And herein they are only superstitious but in what follows, they are impious and heathenish. As the first they go to Church not out of any devotion, but compulsion. Next they stick at several Principles of the Christian Religion, especially the resurrection of the dead, the union of the body and soul, and the immortality of the soul. For they fancy to themselves that men and beasts go the same way; and will not be perswaded that there is any life after this. Whereupon one Georgius, a Laplandish Priest, desired upon his death bed that he might be buried amongst the Laplanders, that at the last day when he should rise together with them, they might find his doctrine of the resurrection true. Notwithstanding they believe that something of a man remains after he is dead, but they know not what it is; which was the very opinion of the Heathens, who therefore feign’d their Manes to be somewhat that did remain after their death. A third impiety they are guilty of, is joining their own feign’d gods with God and Christ, and paying them equall reverence and worship, as if God and the Devil had made an agreement together to share their devotions between them.

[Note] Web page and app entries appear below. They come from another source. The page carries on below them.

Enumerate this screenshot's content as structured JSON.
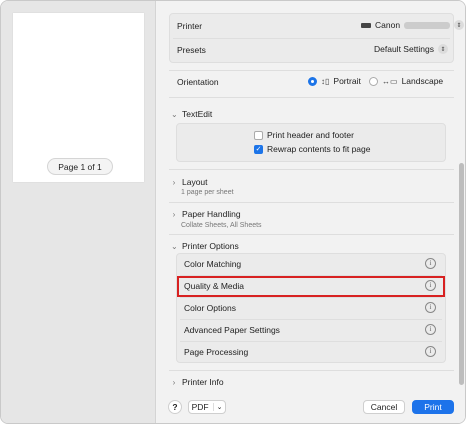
{
  "preview": {
    "page_indicator": "Page 1 of 1"
  },
  "printer": {
    "label": "Printer",
    "value": "Canon"
  },
  "presets": {
    "label": "Presets",
    "value": "Default Settings"
  },
  "orientation": {
    "label": "Orientation",
    "portrait": "Portrait",
    "landscape": "Landscape",
    "selected": "Portrait"
  },
  "textedit": {
    "title": "TextEdit",
    "options": [
      {
        "label": "Print header and footer",
        "checked": false
      },
      {
        "label": "Rewrap contents to fit page",
        "checked": true
      }
    ]
  },
  "sections": {
    "layout": {
      "title": "Layout",
      "subtitle": "1 page per sheet"
    },
    "paper_handling": {
      "title": "Paper Handling",
      "subtitle": "Collate Sheets, All Sheets"
    },
    "printer_options": {
      "title": "Printer Options"
    },
    "printer_info": {
      "title": "Printer Info"
    }
  },
  "printer_options_items": [
    "Color Matching",
    "Quality & Media",
    "Color Options",
    "Advanced Paper Settings",
    "Page Processing"
  ],
  "highlighted_item": "Quality & Media",
  "footer": {
    "help": "?",
    "pdf": "PDF",
    "cancel": "Cancel",
    "print": "Print"
  },
  "colors": {
    "accent": "#1d73ea",
    "highlight": "#d82121"
  }
}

Those of Lapponia Pithensis and Luhlensis have their greater and lesser Gods; the greater to whom they pay especial worship are, Thor, Storjunkaren, and the Sun. Damianus à Goes writes that they worship the Fire and Statues of stone: but those Statues are only the Images of Storjunkaren, and the Fire is only an embleme of the Sun; for that they worshipped Fire it self for a God, is very false, as appears from Tornæus, who made particular enquiry into that thing. The same may be said of Peucer, who taking his mistake from the wooden Image of Thor, reports that they worship wood. So that there are only three, and that among the Pithenses and Luhlenses; for the Tornenses and Kiemenses knew nothing of them, but in their stead under one common name worshipped a Deity, whom they called Seita, whereof every family and almost every person had one. Nevertheless there was one chief Idoll to which all the neighbourhood paid devotion. But tho this word Seita denotes any God among the Laplanders, yet may we suppose that under that name, especially as it signifies the publick Idoll, they worshipped the same, which the Luhlenses call Tiermes, or Aijeke (i. e.) thunderer, or father, by others named Thor. And by the private Idols they mean’t him, who by the Luhlenses is called Storjunkare, making the difference to consist not in the Gods but their names. The Tornenses rather using a generall appellation, and calling them all Seitas, whereas the Luhlenses call the greater Tiermes or Aijeke, and the lesser Storjunkar. And if one attend to their manner of worshipping these Gods, they will appear to be the same. Beside these greater, the Pithenses, Luhlenses, and their neighbours have some inferior Gods, as the Tornenses likewise have, tho they worship them all under one name, excepting only that which they call Wiru Accha, signifying a Livonian old woman, which Olaus Petr. with some alteration calls Viresaka. This was only the bare trunk of a tree, and is now wholly rotten. But who the inferior Gods were, or to what end they were worshipped, there is no mention made; but we may guess from what we find observable among the other Laplanders. First under that name they worshipped the ghosts of departed persons, but especially of their kindred, for they thought there was some divinity in them, and that they were able to do harm: just such as the Romans fancied their Manes to be; therefore it was that they offered Sacrifice to them, of which more hereafter. Besides these Manes they worship other Spectres and Demons, which they say wander about Rocks, Woods, Rivers and Lakes, such as the Romans describe their Fauni, Sylvani, and Tritons to be. The third sort dreaded by them are Genii, whether good or bad, which they suppose to fly in the air about Christmas, as we intimated before; these they call Juhlii from the word Juhl, denoting at present the Nativity of Christ; but formerly the new year. And these are the Gods which the Laplanders jointly adore with God and our Saviour; of which we shall now speak particularly, and of their respective worship.